[Data entries]
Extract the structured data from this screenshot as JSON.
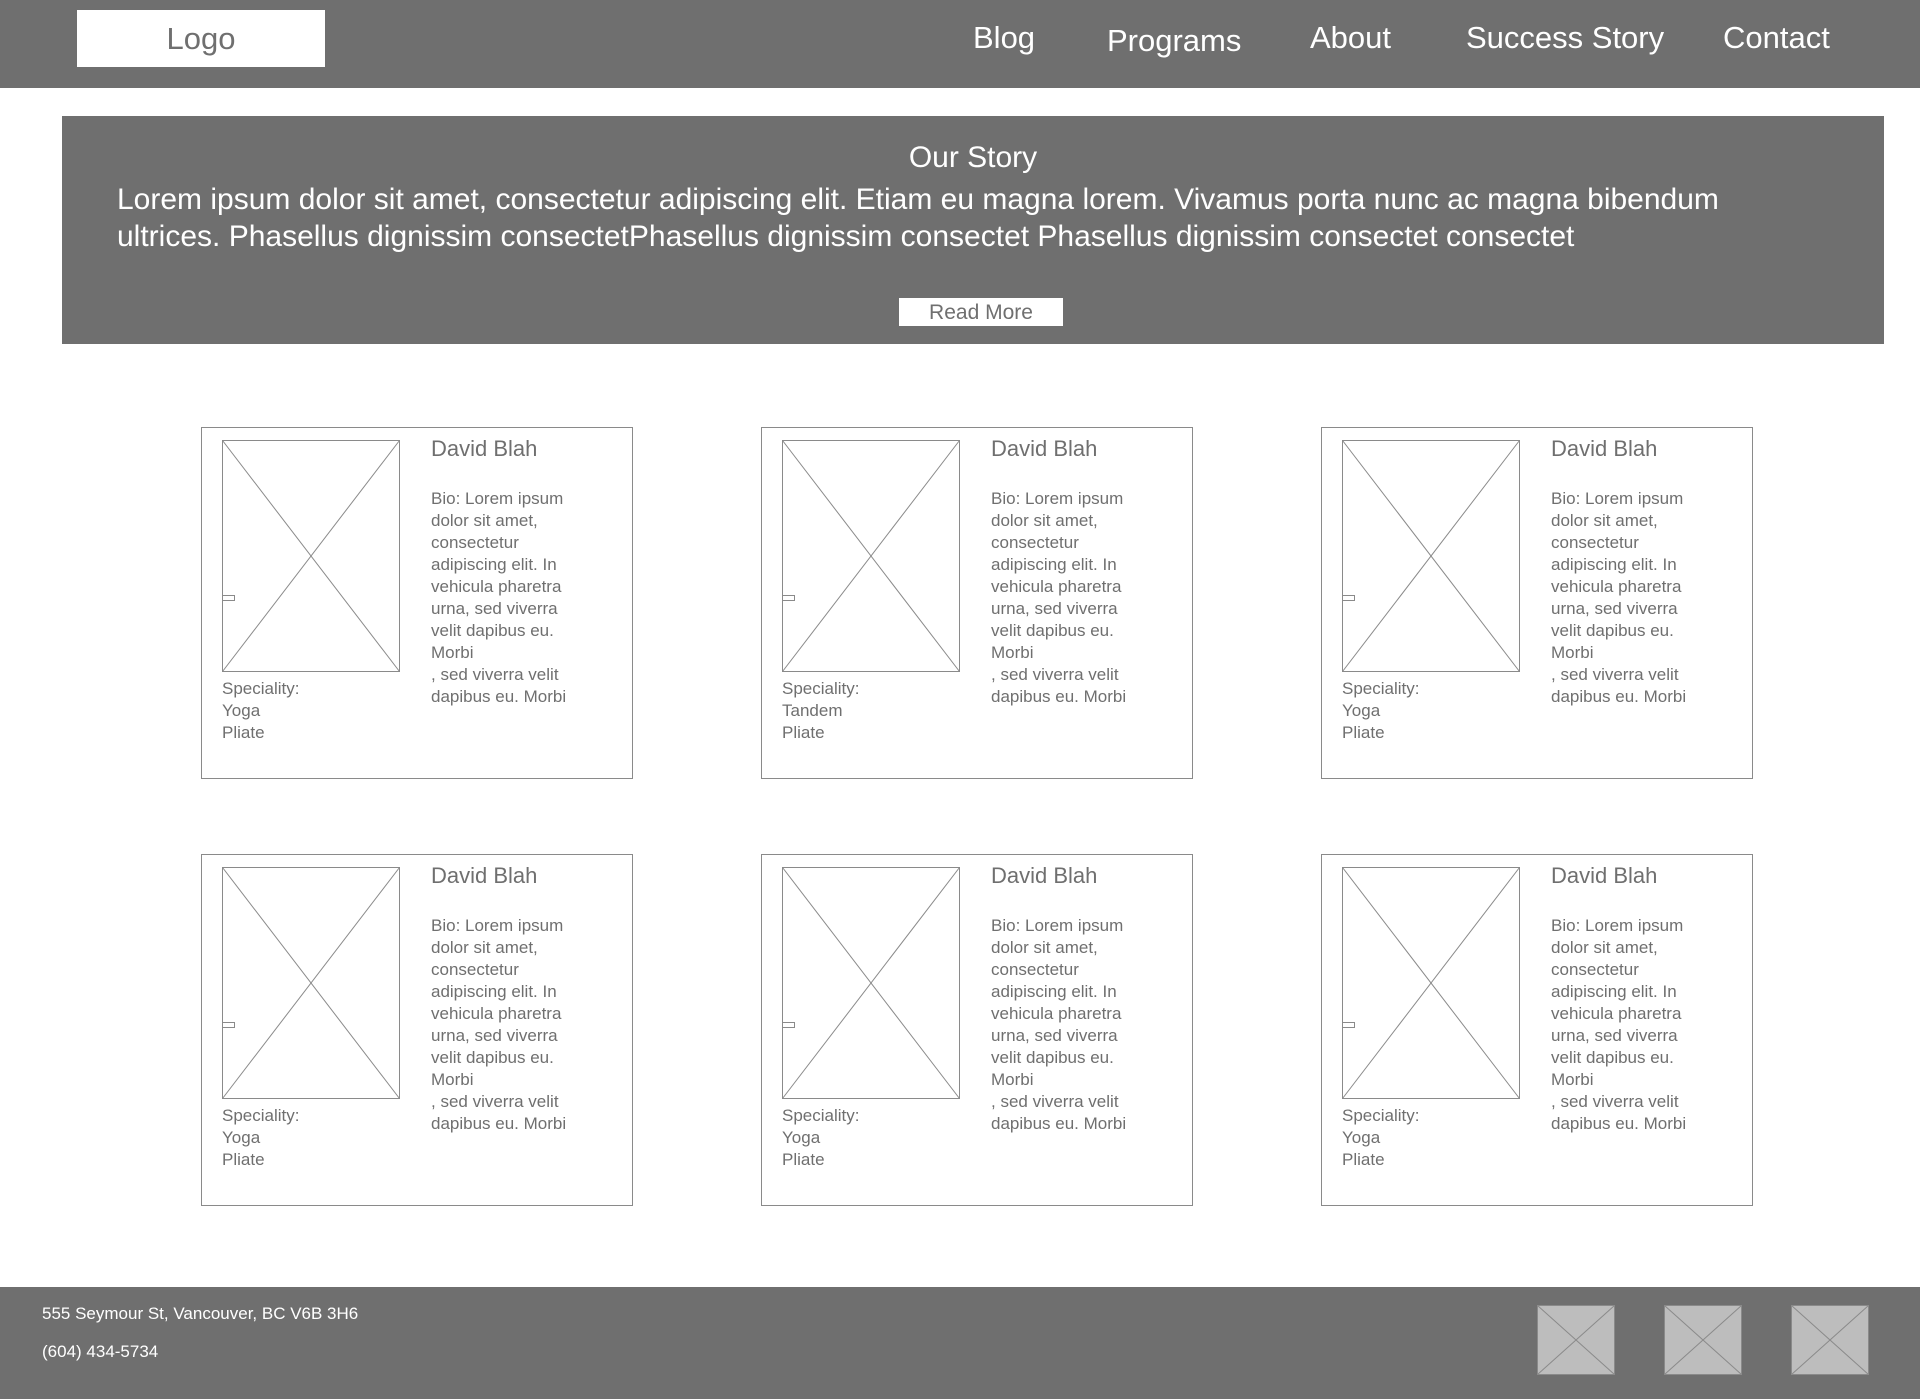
{
  "header": {
    "logo": "Logo",
    "nav": [
      {
        "label": "Blog"
      },
      {
        "label": "Programs"
      },
      {
        "label": "About"
      },
      {
        "label": "Success Story"
      },
      {
        "label": "Contact"
      }
    ]
  },
  "hero": {
    "title": "Our Story",
    "text": "Lorem ipsum dolor sit amet, consectetur adipiscing elit. Etiam eu magna lorem. Vivamus porta nunc ac magna bibendum\nultrices. Phasellus dignissim consectetPhasellus dignissim  consectet  Phasellus   dignissim   consectet  consectet",
    "read_more": "Read More"
  },
  "cards": [
    {
      "name": "David Blah",
      "bio": "Bio: Lorem ipsum\ndolor sit amet,\nconsectetur\nadipiscing elit. In\nvehicula pharetra\nurna, sed viverra\nvelit dapibus eu.\nMorbi\n, sed viverra velit\ndapibus eu. Morbi",
      "speciality_label": "Speciality:",
      "specialities": [
        "Yoga",
        "Pliate"
      ]
    },
    {
      "name": "David Blah",
      "bio": "Bio: Lorem ipsum\ndolor sit amet,\nconsectetur\nadipiscing elit. In\nvehicula pharetra\nurna, sed viverra\nvelit dapibus eu.\nMorbi\n, sed viverra velit\ndapibus eu. Morbi",
      "speciality_label": "Speciality:",
      "specialities": [
        "Tandem",
        "Pliate"
      ]
    },
    {
      "name": "David Blah",
      "bio": "Bio: Lorem ipsum\ndolor sit amet,\nconsectetur\nadipiscing elit. In\nvehicula pharetra\nurna, sed viverra\nvelit dapibus eu.\nMorbi\n, sed viverra velit\ndapibus eu. Morbi",
      "speciality_label": "Speciality:",
      "specialities": [
        "Yoga",
        "Pliate"
      ]
    },
    {
      "name": "David Blah",
      "bio": "Bio: Lorem ipsum\ndolor sit amet,\nconsectetur\nadipiscing elit. In\nvehicula pharetra\nurna, sed viverra\nvelit dapibus eu.\nMorbi\n, sed viverra velit\ndapibus eu. Morbi",
      "speciality_label": "Speciality:",
      "specialities": [
        "Yoga",
        "Pliate"
      ]
    },
    {
      "name": "David Blah",
      "bio": "Bio: Lorem ipsum\ndolor sit amet,\nconsectetur\nadipiscing elit. In\nvehicula pharetra\nurna, sed viverra\nvelit dapibus eu.\nMorbi\n, sed viverra velit\ndapibus eu. Morbi",
      "speciality_label": "Speciality:",
      "specialities": [
        "Yoga",
        "Pliate"
      ]
    },
    {
      "name": "David Blah",
      "bio": "Bio: Lorem ipsum\ndolor sit amet,\nconsectetur\nadipiscing elit. In\nvehicula pharetra\nurna, sed viverra\nvelit dapibus eu.\nMorbi\n, sed viverra velit\ndapibus eu. Morbi",
      "speciality_label": "Speciality:",
      "specialities": [
        "Yoga",
        "Pliate"
      ]
    }
  ],
  "footer": {
    "address": "555 Seymour St, Vancouver, BC V6B 3H6",
    "phone": "(604) 434-5734",
    "social_icons": [
      "image-placeholder-icon",
      "image-placeholder-icon",
      "image-placeholder-icon"
    ]
  },
  "colors": {
    "bar_gray": "#6f6f6f",
    "text_gray": "#6f6f6f",
    "white": "#ffffff"
  }
}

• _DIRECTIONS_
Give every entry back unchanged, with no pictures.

• _RESPONSE_
Extract the structured data from this screenshot as JSON.
{
  "header": {
    "logo": "Logo",
    "nav": [
      {
        "label": "Blog"
      },
      {
        "label": "Programs"
      },
      {
        "label": "About"
      },
      {
        "label": "Success Story"
      },
      {
        "label": "Contact"
      }
    ]
  },
  "hero": {
    "title": "Our Story",
    "text": "Lorem ipsum dolor sit amet, consectetur adipiscing elit. Etiam eu magna lorem. Vivamus porta nunc ac magna bibendum\nultrices. Phasellus dignissim consectetPhasellus dignissim  consectet  Phasellus   dignissim   consectet  consectet",
    "read_more": "Read More"
  },
  "cards": [
    {
      "name": "David Blah",
      "bio": "Bio: Lorem ipsum\ndolor sit amet,\nconsectetur\nadipiscing elit. In\nvehicula pharetra\nurna, sed viverra\nvelit dapibus eu.\nMorbi\n, sed viverra velit\ndapibus eu. Morbi",
      "speciality_label": "Speciality:",
      "specialities": [
        "Yoga",
        "Pliate"
      ]
    },
    {
      "name": "David Blah",
      "bio": "Bio: Lorem ipsum\ndolor sit amet,\nconsectetur\nadipiscing elit. In\nvehicula pharetra\nurna, sed viverra\nvelit dapibus eu.\nMorbi\n, sed viverra velit\ndapibus eu. Morbi",
      "speciality_label": "Speciality:",
      "specialities": [
        "Tandem",
        "Pliate"
      ]
    },
    {
      "name": "David Blah",
      "bio": "Bio: Lorem ipsum\ndolor sit amet,\nconsectetur\nadipiscing elit. In\nvehicula pharetra\nurna, sed viverra\nvelit dapibus eu.\nMorbi\n, sed viverra velit\ndapibus eu. Morbi",
      "speciality_label": "Speciality:",
      "specialities": [
        "Yoga",
        "Pliate"
      ]
    },
    {
      "name": "David Blah",
      "bio": "Bio: Lorem ipsum\ndolor sit amet,\nconsectetur\nadipiscing elit. In\nvehicula pharetra\nurna, sed viverra\nvelit dapibus eu.\nMorbi\n, sed viverra velit\ndapibus eu. Morbi",
      "speciality_label": "Speciality:",
      "specialities": [
        "Yoga",
        "Pliate"
      ]
    },
    {
      "name": "David Blah",
      "bio": "Bio: Lorem ipsum\ndolor sit amet,\nconsectetur\nadipiscing elit. In\nvehicula pharetra\nurna, sed viverra\nvelit dapibus eu.\nMorbi\n, sed viverra velit\ndapibus eu. Morbi",
      "speciality_label": "Speciality:",
      "specialities": [
        "Yoga",
        "Pliate"
      ]
    },
    {
      "name": "David Blah",
      "bio": "Bio: Lorem ipsum\ndolor sit amet,\nconsectetur\nadipiscing elit. In\nvehicula pharetra\nurna, sed viverra\nvelit dapibus eu.\nMorbi\n, sed viverra velit\ndapibus eu. Morbi",
      "speciality_label": "Speciality:",
      "specialities": [
        "Yoga",
        "Pliate"
      ]
    }
  ],
  "footer": {
    "address": "555 Seymour St, Vancouver, BC V6B 3H6",
    "phone": "(604) 434-5734",
    "social_icons": [
      "image-placeholder-icon",
      "image-placeholder-icon",
      "image-placeholder-icon"
    ]
  },
  "colors": {
    "bar_gray": "#6f6f6f",
    "text_gray": "#6f6f6f",
    "white": "#ffffff"
  }
}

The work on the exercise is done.